The irony of course is that even the past of Kar Wai’s fantasy of the 1960s is recreated through the technologies of 2046. Probably, there is a truth in all of this. The past when sentiments could be expressed is best filmed through the technologies of the present; the materiality of cities and landscapes moves as if animated by a mind, expressive of the emotions of protagonists. But this same movement takes bodies away from cities, borne away by the intensity of unfulfilled desires, the energy freed up used to imagine new techniques of visualisation. Cities were a map of the human mind, its architectonics a trace of the twists and turns of the deepest human curiosity to explore the unknown. The city of In the Mood…has disappeared forever; left are the poses and sensuously real images of the past that might teach future surfers of the virtually real two or three things Kar Wai knew about love.
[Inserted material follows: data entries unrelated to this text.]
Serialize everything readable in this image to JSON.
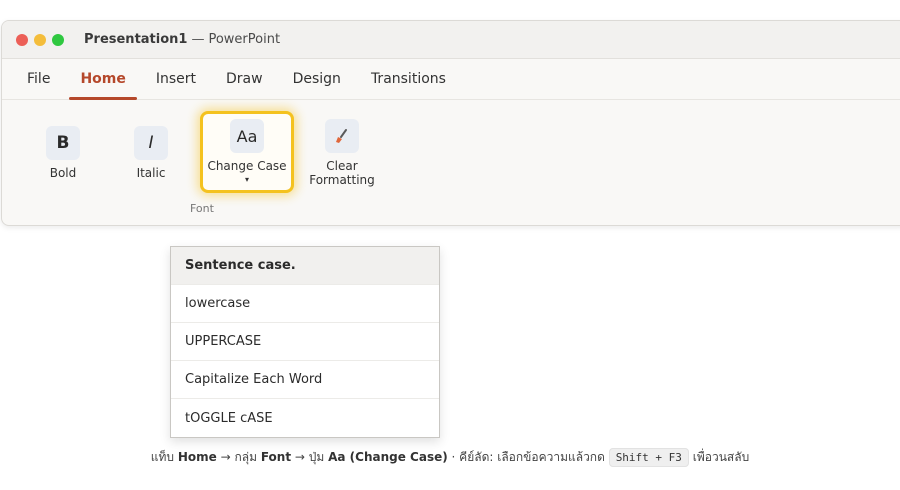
{
  "window": {
    "doc_title": "Presentation1",
    "separator": "—",
    "app_name": "PowerPoint"
  },
  "tabs": [
    "File",
    "Home",
    "Insert",
    "Draw",
    "Design",
    "Transitions"
  ],
  "active_tab": "Home",
  "ribbon": {
    "bold": {
      "icon": "B",
      "label": "Bold"
    },
    "italic": {
      "icon": "I",
      "label": "Italic"
    },
    "change_case": {
      "icon": "Aa",
      "label": "Change Case",
      "caret": "▾"
    },
    "clear_formatting": {
      "label_line1": "Clear",
      "label_line2": "Formatting"
    },
    "group_label": "Font"
  },
  "dropdown": {
    "items": [
      "Sentence case.",
      "lowercase",
      "UPPERCASE",
      "Capitalize Each Word",
      "tOGGLE cASE"
    ],
    "selected_index": 0
  },
  "caption": {
    "p1": "แท็บ ",
    "home": "Home",
    "p2": " → กลุ่ม ",
    "font": "Font",
    "p3": " → ปุ่ม ",
    "aa": "Aa (Change Case)",
    "p4": "  ·  คีย์ลัด: เลือกข้อความแล้วกด ",
    "shortcut": "Shift + F3",
    "p5": " เพื่อวนสลับ"
  },
  "colors": {
    "accent": "#b5482b",
    "highlight": "#f4c21f"
  }
}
alpha_ro_mel said...

...antithetical to that Kar Wai vision of crumbling megalopolice, where urbanity has lost its sheen is Kieslowski's Tricoluers. I came across this blog from your orkut link and this thought on vanishing cities sparkeld some dormant thoughts. Through out the annals of human history the towns have been the nerve centers for blossoming civilization, a convergence of dynamism and innovation...but every cinematic vision of future possess this "tired grey sky with emaciated breathing below" sort of frames.
Why so? Why do non-European fimmakers indulge more in excavating this perspective? Non-European i say so because mostly in european movies the cities have this solid presence , maybe their architecture is overtly responsible for this. And here its where i come to Kieslowski. Everybody i know gets floored by the strength in his visualization of the colours Blue, White Red but somehow i could sense a raw energy in the cities..a bland Paris and frosty Warsaw in White and sensuos Paris again in Red..inviting for melancholic seduction.
Is there any example of Asian cinema with the city flourishing in its regal solidity? Even in the stylized Infernal Affairs HongKong is not plain sombre solid, the backdrop seems almost menacing in that famous Tony Leung Andy Lau encounter.
Is there any European movie with withering cityscape?
I am still waiting for an answer.

Neel said...

Firstly if I may differ, I do not agree that "every cinematic vision of future possess this "tired grey sky with emaciated breathing below" sort of frames." Secondly a 'sensuous paris' or 'raw energy' has nothing to do with Cities flourishing in its regal solidity? Infact the very terms 'regal solidity' brings to me images of a plain sobre solidity which is not what Asia is all about Or even Contemporary European or Latin American Cinema is all about. And if I see Breathless even today it brings to me very human images Paris, throbbing with vibrancy as opposed to the classical description od Paris being regal and splendid. And as for your answer, watch 'The Road Home' by Zhang Yimou.